→ Exercise
I need every line of the material below that includes the string "état".

→ Information given
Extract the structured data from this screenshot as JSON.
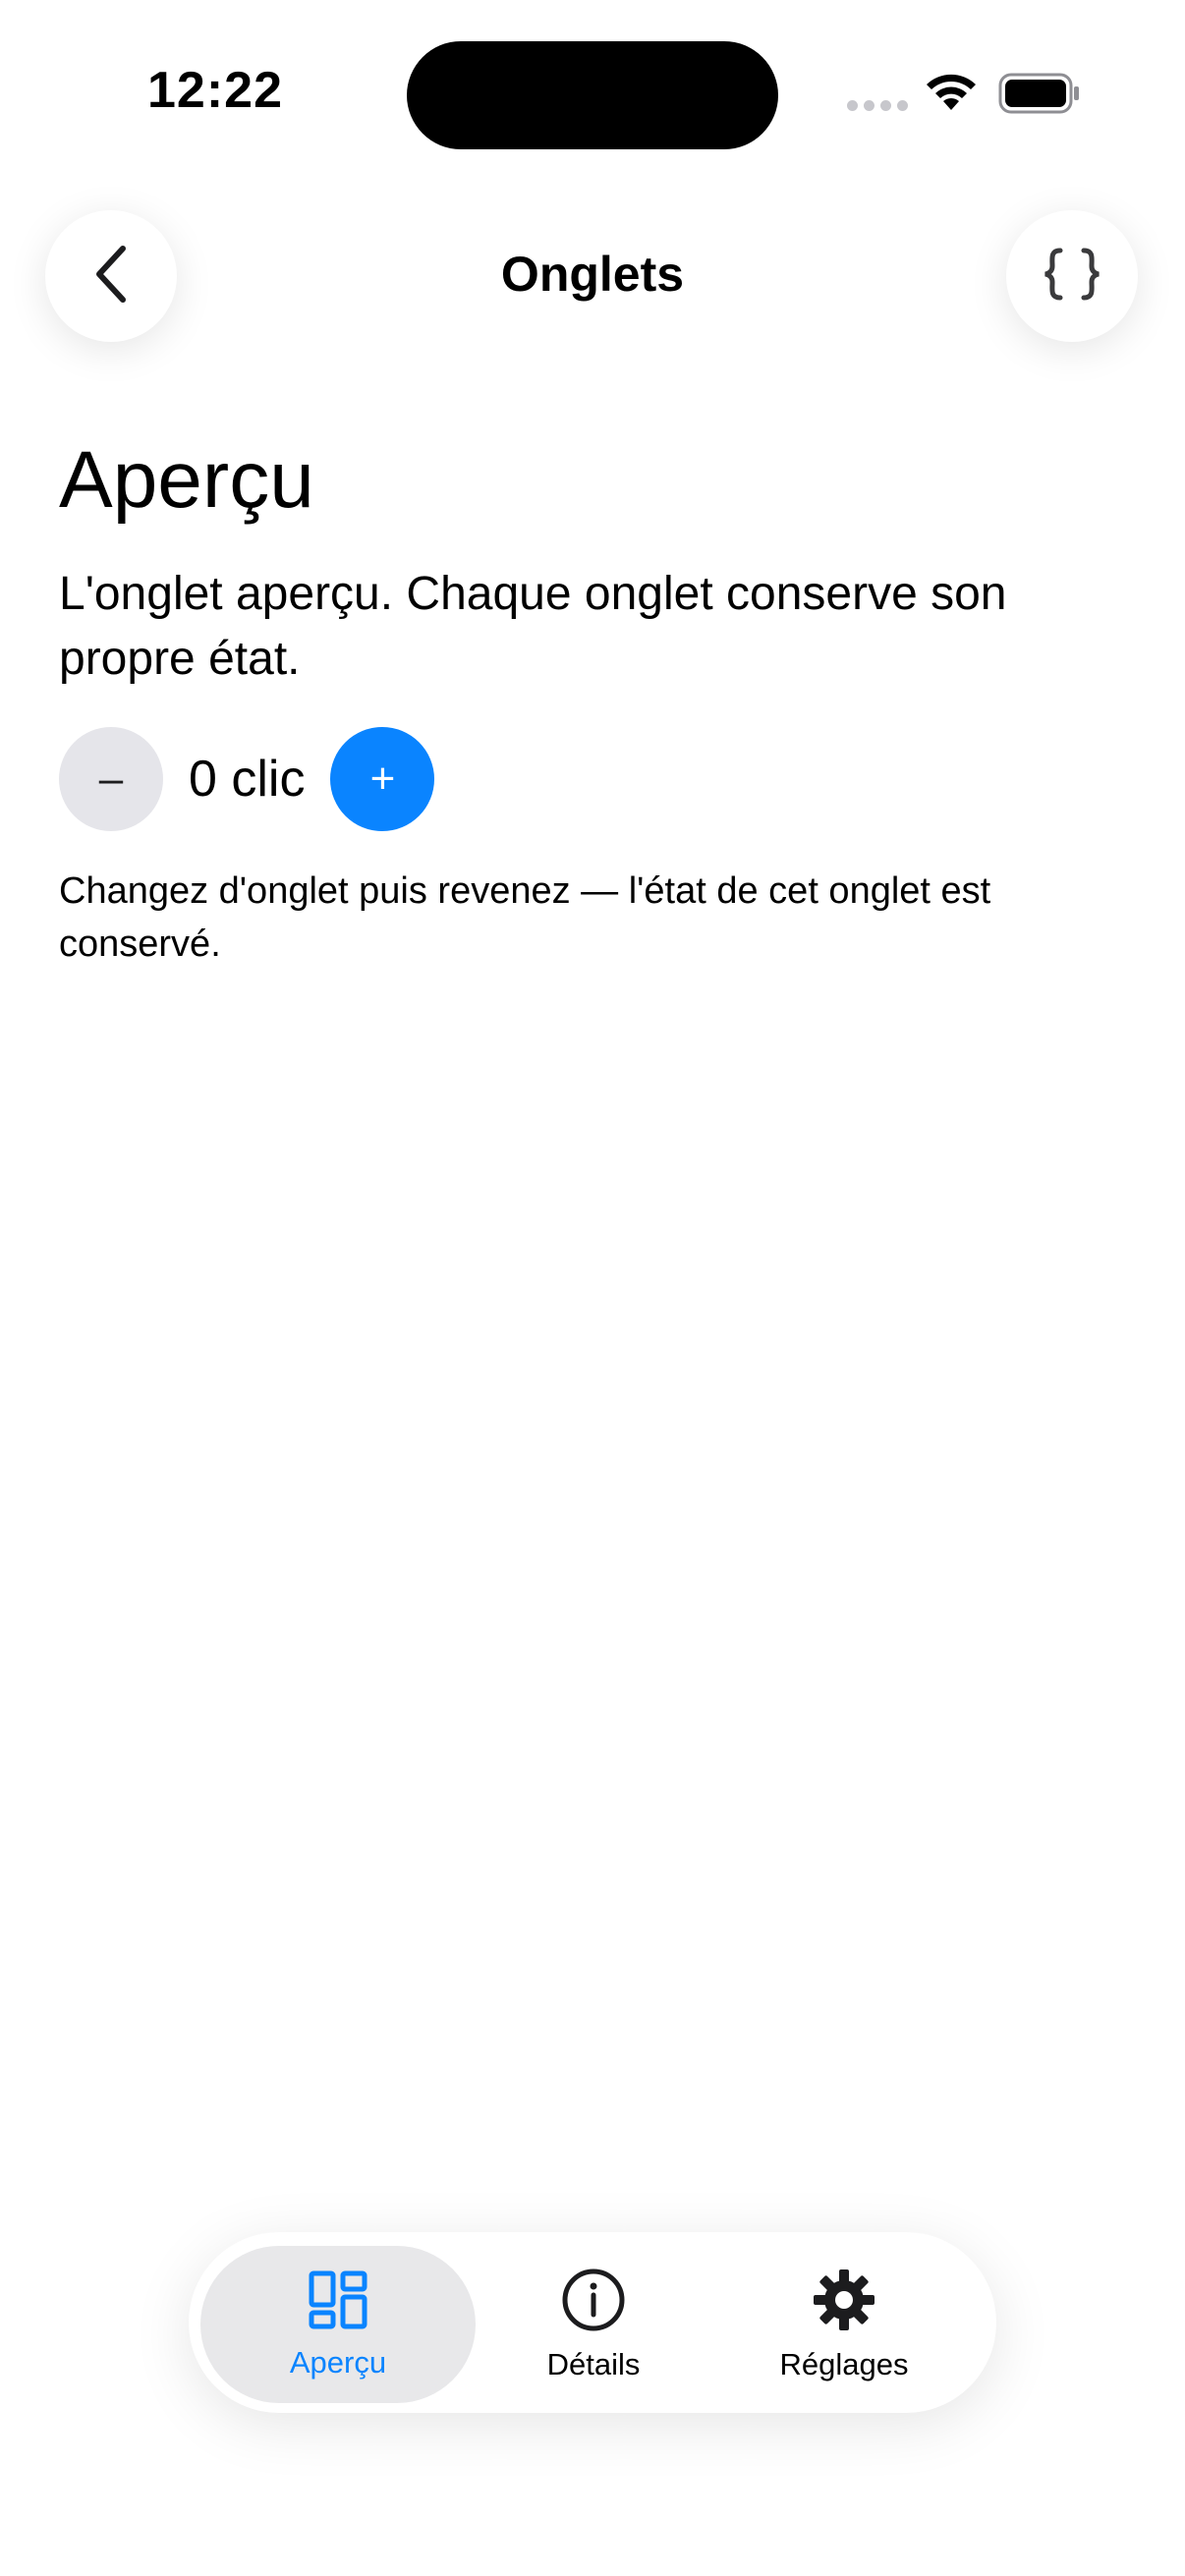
{
  "status_bar": {
    "time": "12:22"
  },
  "nav": {
    "title": "Onglets",
    "back_icon": "chevron-left-icon",
    "action_icon": "curly-braces-icon"
  },
  "main": {
    "heading": "Aperçu",
    "description": "L'onglet aperçu. Chaque onglet conserve son propre état.",
    "counter": {
      "minus_label": "–",
      "value_text": "0 clic",
      "plus_label": "+"
    },
    "helper": "Changez d'onglet puis revenez — l'état de cet onglet est conservé."
  },
  "tabbar": {
    "tabs": [
      {
        "label": "Aperçu",
        "icon": "dashboard-icon",
        "active": true
      },
      {
        "label": "Détails",
        "icon": "info-icon",
        "active": false
      },
      {
        "label": "Réglages",
        "icon": "gear-icon",
        "active": false
      }
    ]
  },
  "colors": {
    "accent": "#0a84ff",
    "secondary_button": "#e5e5ea",
    "active_tab_background": "#e8e8ea"
  }
}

→ Output below
    "description": "L'onglet aperçu. Chaque onglet conserve son propre état.",
    "helper": "Changez d'onglet puis revenez — l'état de cet onglet est conservé."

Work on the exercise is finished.